My argument has always been that the child suffers more, not only financial in many cases but also emotionally. An absent parent can grossly affect the child’s emotional and psychological wellbeing. Granted there are many well-adjusted individuals out there who come from single-parent homes, however, I would, in all honesty, prefer that my child to knows both parents.

It’s all fun and games when this baby was being made, why then does it get difficult when it is time to maintain?

I simply love the notion of having a family, it is important to me that a child has both parents in the picture for love and support. Should there be irreconcilable issues that arise, it should not in any way affect the child.

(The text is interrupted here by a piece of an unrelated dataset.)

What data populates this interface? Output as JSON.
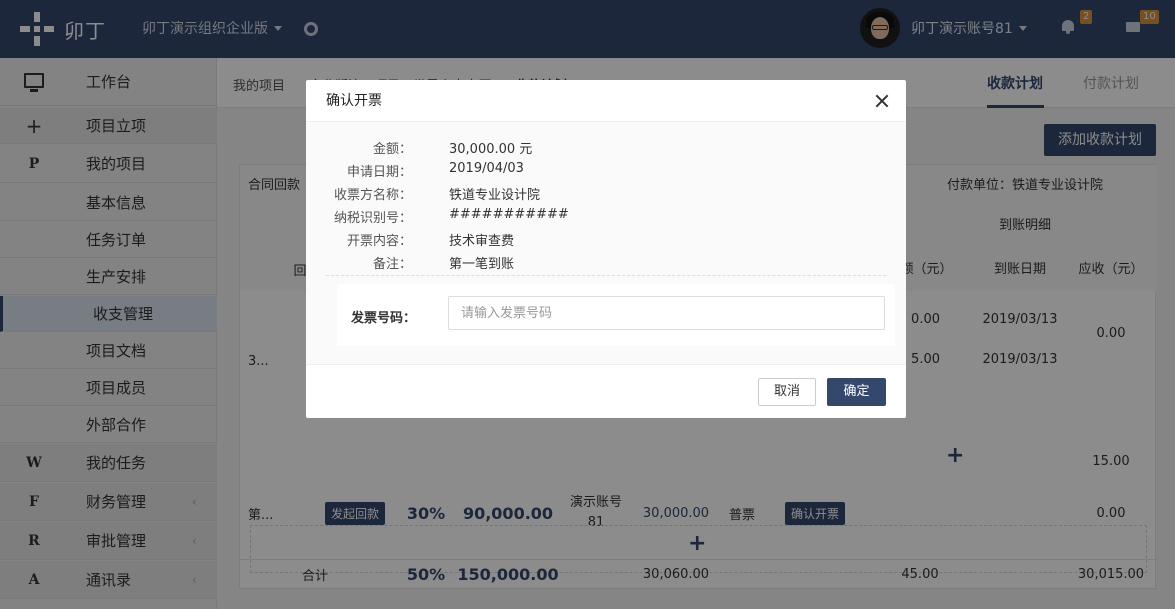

As always I advocate for personal choice in all matters, and situations are never the same. I would LIKE to see a generation of black children who know what black love looks like. We are continuously inundated with negative perceptions of blackness, we are told that our men are not good fathers. Whether or not both donors, male and female, end up together to raise the child, can we at least commit to raising our children with total love and dignity. Let’s change the face of what the world thinks they know about black love, about black families, these do exist. They are not only found on Generations or a Tyler Perry movie!

Writer: Lusanda D. Ntuli       Photographer: Khumbelo Makungo